I certainly want to give props to Paul Shawcross for the informative, humorous and fun-loving way in which he wrote his response, but from a Keynesian standpoint, the arguments he makes are surely inadequate. Shawcross cites the massive price tag associated with building a Death Star, but according to Keynesian principles, we ought to worry much less about the deficit these days, and more about throwing piles of money into job-creating enterprises. Building a Death Star, as I explained in my post discussing the petition, should build oodles of jobs according to Keynesian theory, and Keynesians ought to be outraged that this administration is failing to take the principles spelled out in the General Theory of Employment to the next level. Indeed, I daresay that Keynesians ought to find the administration’s lack of faith in their principles disturbing.

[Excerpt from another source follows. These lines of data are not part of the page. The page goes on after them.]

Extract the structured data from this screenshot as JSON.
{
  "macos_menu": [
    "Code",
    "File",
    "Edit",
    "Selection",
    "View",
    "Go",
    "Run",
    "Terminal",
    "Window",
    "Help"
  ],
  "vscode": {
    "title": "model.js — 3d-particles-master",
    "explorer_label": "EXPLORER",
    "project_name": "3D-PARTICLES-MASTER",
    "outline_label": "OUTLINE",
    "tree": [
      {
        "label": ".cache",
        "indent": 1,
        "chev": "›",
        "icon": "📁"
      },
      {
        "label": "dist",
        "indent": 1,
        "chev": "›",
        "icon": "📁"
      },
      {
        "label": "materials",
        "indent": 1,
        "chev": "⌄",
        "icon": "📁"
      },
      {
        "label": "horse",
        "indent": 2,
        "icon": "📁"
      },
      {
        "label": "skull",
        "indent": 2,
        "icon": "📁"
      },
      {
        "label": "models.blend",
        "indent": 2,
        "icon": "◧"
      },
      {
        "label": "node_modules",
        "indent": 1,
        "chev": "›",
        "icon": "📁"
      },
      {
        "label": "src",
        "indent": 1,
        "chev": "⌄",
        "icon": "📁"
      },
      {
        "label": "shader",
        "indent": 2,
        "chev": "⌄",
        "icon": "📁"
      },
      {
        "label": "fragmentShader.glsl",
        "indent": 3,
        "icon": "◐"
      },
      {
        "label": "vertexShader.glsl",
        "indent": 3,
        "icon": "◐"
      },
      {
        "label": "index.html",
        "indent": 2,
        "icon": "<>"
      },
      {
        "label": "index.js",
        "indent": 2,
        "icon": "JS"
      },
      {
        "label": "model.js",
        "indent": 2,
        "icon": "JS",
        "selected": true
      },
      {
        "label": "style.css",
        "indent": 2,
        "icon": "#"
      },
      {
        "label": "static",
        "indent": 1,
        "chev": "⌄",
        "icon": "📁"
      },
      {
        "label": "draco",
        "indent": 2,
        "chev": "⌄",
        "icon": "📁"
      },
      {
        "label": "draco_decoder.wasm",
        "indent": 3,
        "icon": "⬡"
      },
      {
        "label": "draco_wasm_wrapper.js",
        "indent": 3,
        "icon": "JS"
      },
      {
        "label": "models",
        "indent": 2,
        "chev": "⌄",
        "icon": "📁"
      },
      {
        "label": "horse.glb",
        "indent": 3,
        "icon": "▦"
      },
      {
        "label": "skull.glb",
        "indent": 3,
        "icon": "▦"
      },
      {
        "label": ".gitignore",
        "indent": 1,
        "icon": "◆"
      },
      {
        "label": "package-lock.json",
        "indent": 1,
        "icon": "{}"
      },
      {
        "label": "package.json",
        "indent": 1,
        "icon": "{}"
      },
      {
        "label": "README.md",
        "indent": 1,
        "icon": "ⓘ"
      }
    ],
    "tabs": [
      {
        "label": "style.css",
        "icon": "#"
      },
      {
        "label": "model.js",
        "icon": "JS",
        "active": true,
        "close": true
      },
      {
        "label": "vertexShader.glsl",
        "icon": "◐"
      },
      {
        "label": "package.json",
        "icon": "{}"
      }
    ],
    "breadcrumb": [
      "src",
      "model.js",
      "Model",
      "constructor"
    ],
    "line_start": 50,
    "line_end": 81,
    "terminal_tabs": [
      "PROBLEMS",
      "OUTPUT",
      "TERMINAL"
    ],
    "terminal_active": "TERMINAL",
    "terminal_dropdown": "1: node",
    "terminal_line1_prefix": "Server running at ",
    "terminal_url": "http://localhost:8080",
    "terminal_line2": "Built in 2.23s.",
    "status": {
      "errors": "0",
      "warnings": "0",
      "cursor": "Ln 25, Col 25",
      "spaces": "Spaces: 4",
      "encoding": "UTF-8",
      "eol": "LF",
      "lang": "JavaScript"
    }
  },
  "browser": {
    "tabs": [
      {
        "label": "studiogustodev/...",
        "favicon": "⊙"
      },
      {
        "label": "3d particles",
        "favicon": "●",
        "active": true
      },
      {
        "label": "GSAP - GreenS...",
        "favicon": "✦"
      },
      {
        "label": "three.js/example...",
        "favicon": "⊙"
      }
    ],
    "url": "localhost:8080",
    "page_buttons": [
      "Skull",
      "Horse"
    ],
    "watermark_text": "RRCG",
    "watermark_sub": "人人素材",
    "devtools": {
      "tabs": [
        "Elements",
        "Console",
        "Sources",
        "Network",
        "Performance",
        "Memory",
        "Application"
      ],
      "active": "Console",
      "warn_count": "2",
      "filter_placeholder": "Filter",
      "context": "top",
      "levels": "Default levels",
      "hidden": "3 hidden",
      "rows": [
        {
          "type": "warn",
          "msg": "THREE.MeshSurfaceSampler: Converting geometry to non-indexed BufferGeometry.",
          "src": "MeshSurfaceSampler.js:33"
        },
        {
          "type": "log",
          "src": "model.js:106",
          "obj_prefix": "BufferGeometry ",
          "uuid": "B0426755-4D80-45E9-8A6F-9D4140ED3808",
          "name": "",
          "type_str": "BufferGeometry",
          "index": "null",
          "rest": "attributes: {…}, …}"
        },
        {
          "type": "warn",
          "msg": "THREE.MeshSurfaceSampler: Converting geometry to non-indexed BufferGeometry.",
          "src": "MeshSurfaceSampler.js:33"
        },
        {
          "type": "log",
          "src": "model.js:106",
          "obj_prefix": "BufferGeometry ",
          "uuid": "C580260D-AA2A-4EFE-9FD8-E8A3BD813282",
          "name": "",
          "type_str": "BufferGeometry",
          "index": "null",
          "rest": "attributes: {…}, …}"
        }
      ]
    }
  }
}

Shawcross appears to be repelled by the idea of building a massive space station that is capable of blowing up planets, but of course, there is no reason why the Death Star should be tasked to blow up planets. Recall Paul Krugman’s comment that we ought to organize our public works plans as though we are supposed to respond to a fake alien invasion. Emphasis on the word “fake.” There can be no bigger, better or more comprehensive response to a fake alien invasion than to build a Death Star and since (one hopes) there are no actual aliens on their way to attack us, there is no need whatsoever to equip the Death Star with the ability to destroy planets.
Shawcross also states that the Obama administration does not want to build a Death Star “with a fundamental flaw that can be exploited by a one-man starship.” I applaud this sentiment, but of course, we don’t have to do any such thing. From a design perspective, the Death Star can be improved upon, and blithely assuming otherwise just will not do. Besides, in addition to all of the jobs that can be created by building a Death Star in the first place, we can create even more by employing more scientists and engineers to come up with a design that removes the flaw Shawcross refers to, and which I referred to in my original post regarding this issue.
(I suppose it would be nitpicky for me to reply to Shawcross’s observation that “the United States doesn’t have anything that can do the Kessel Run in less than 12 parsecs” by noting—as many, many, many others have—that a parsec is a unit of distance, not a unit of time. I know that George Lucas got this wrong too, but we expect better from the Obama administration. After all, we pay their salaries with our tax money.)
In any event, now that the administration has come out against the construction of a Death Star, I propose that we get private enterprise involved to construct it. I look forward to the day when we can point with pride to the creation of the Death Star, and then tell the Obama administration that they didn’t build that; someone else made that happen.
Incidentally, I am partial to this Death Star above all others. But then, I am no Keynesian.